EDITOR'S NOTE: Kalif Mathieu is an intern at StoptheDrugWar.org. His bio is in our "staff" section.
I traveled to the city of Istanbul last week to stay for a few days with my school program of Peace and Conflict Resolution. Istanbul (and Turkey as a whole) is the perfect conduit for heroin being produced in the middle-east to reach Western European markets. Heroin and other drugs are commodities like anything else, and travel through the same general trade routes as other goods. Turkey is so strategically placed that according to Le Monde diplomatique in 1995 “An estimated 80% of the heroin on the European market is being processed in Turkish laboratories." (La Dépêche Internationale des Drogues 1995, Nr. 48)
So you might ask, “what’s so special about heroin traveling through Turkey? It’s just like any other trade between the middle-east and Europe.” The troublesome point is who controls the trafficking through the country and receives the profits of the trade. This happens to be the PKK, or Kurdistan Worker’s Party, a militant organization with a 30-year history of fighting the Turkish government to establish a separate Kurdish state. “According to Interpol […] the PKK was orchestrating 80 % of the European drug market” back in 1992, and “[o]ther sources similarly indicate that the PKK controlled between 60 % to 70 %” in 1994 reported the Turkish Daily News.
The state of Turkey has been increasing its process of Westernization recently in its desire to join the EU, and this has meant adopting a Western policy on drugs. Turkey has been very successful recently in increasing its police and border control effectiveness and eliminating corruption. The Turkish Daily News gave some convincing numbers: “According to the deputy customs undersecretary, there was a 400 percent increase in drug-operation success in the period between 2002 and 2006, when compared to the 1999-2002 period.”
However, even though Turkey has been, in recent years, dealing more and more forcefully with both the PKK militants and the drug trade, has this actually reduced the trafficking of drugs and the profits of the PKK? In the Turkish Daily News: “[t]he annual revenue made by the outlawed Kurdistan Workers' Party (PKK) has increased to 400-500 million euros, a top Turkish general said late Tuesday.” If the PKK’s revenue has increased, then it is logical to assume Turkey’s military campaign against them may not be considered a huge success. Not only that, but “200-250 million euros of [the PKK’s] revenue comes from drugs […] Gen. Ergin Saygun, deputy chief of General Staff said.” That makes drug trafficking 50% of the organization’s income!

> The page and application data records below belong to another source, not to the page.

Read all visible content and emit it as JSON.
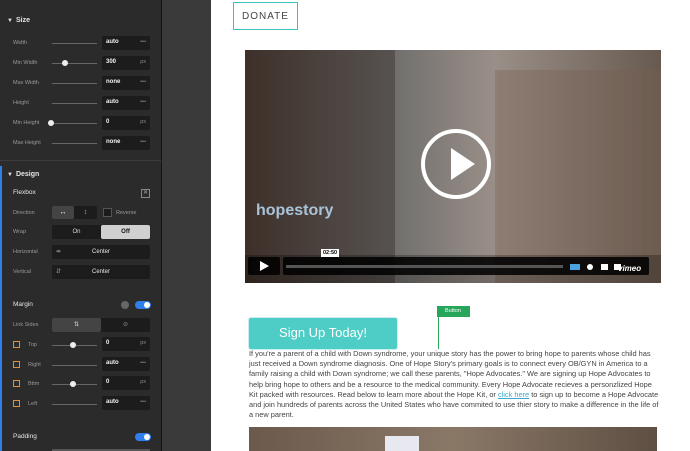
{
  "panel": {
    "size_section": "Size",
    "design_section": "Design",
    "flexbox_label": "Flexbox",
    "size_rows": [
      {
        "label": "Width",
        "value": "auto",
        "unit": "•••",
        "slider": false
      },
      {
        "label": "Min Width",
        "value": "300",
        "unit": "px",
        "slider": true
      },
      {
        "label": "Max Width",
        "value": "none",
        "unit": "•••",
        "slider": false
      },
      {
        "label": "Height",
        "value": "auto",
        "unit": "•••",
        "slider": false
      },
      {
        "label": "Min Height",
        "value": "0",
        "unit": "px",
        "slider": true
      },
      {
        "label": "Max Height",
        "value": "none",
        "unit": "•••",
        "slider": false
      }
    ],
    "direction_label": "Direction",
    "reverse_label": "Reverse",
    "wrap_label": "Wrap",
    "wrap_on": "On",
    "wrap_off": "Off",
    "horizontal_label": "Horizontal",
    "horizontal_value": "Center",
    "vertical_label": "Vertical",
    "vertical_value": "Center",
    "margin_label": "Margin",
    "link_sides_label": "Link Sides",
    "margin_rows": [
      {
        "label": "Top",
        "value": "0",
        "unit": "px"
      },
      {
        "label": "Right",
        "value": "auto",
        "unit": "•••"
      },
      {
        "label": "Bttm",
        "value": "0",
        "unit": "px"
      },
      {
        "label": "Left",
        "value": "auto",
        "unit": "•••"
      }
    ],
    "padding_label": "Padding"
  },
  "canvas": {
    "donate": "DONATE",
    "video_brand": "hopestory",
    "video_time": "02:50",
    "video_logo": "vimeo",
    "button_tag": "Button",
    "signup": "Sign Up Today!",
    "para_1": "If you're a parent of a child with Down syndrome, your unique story has the power to bring hope to parents whose child has just received a Down syndrome diagnosis. One of Hope Story's primary goals is to connect every OB/GYN in America to a family raising a child with Down syndrome; we call these parents, \"Hope Advocates.\" We are signing up Hope Advocates to help bring hope to others and be a resource to the medical community. Every Hope Advocate recieves a personzlized Hope Kit packed with resources. Read below to learn more about the Hope Kit, or ",
    "para_link": "click here",
    "para_2": " to sign up to become a Hope Advocate and join hundreds of parents across the United States who have commited to use thier story to make a difference in the life of a new parent."
  },
  "colors": {
    "accent": "#2f80ed",
    "teal": "#4ecdc6",
    "tag_green": "#27a65b"
  }
}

The Turkish state has had a history of valuing the effectiveness of force. It was born from war, and the constitution has a controversial but often-utilized article that allows the Turkish army to organize a coup to eliminate the possibility of having a religious party in power. What is the point of these so-called ‘hard-line’ approaches to dealing with the nation’s problems if they are rather ineffective? Very little of course. The trouble comes from what the state could say to its citizens, to the international community, if it negotiated with the violent PKK or began to take the drug trade into the light by moving it towards legalization and either private or state control? If Turkey tried to clean up its smuggling and black market in such a way the majority of Europe, if not the greater ‘global community,’ would probably condemn the entire nation of betraying humanity and literally becoming evil. The reaction of many Turkish citizens would be perhaps lighter, but of a similar nature if the state sat down to negotiations with the ‘terrorist’ PKK. These are strong influences on the Turkish state, and severely limit its options. Therefore it seems Turkey doesn’t have much of a choice but to pursue the same policy of force it has pursued for more than 30 years, whether it benefit the people or not.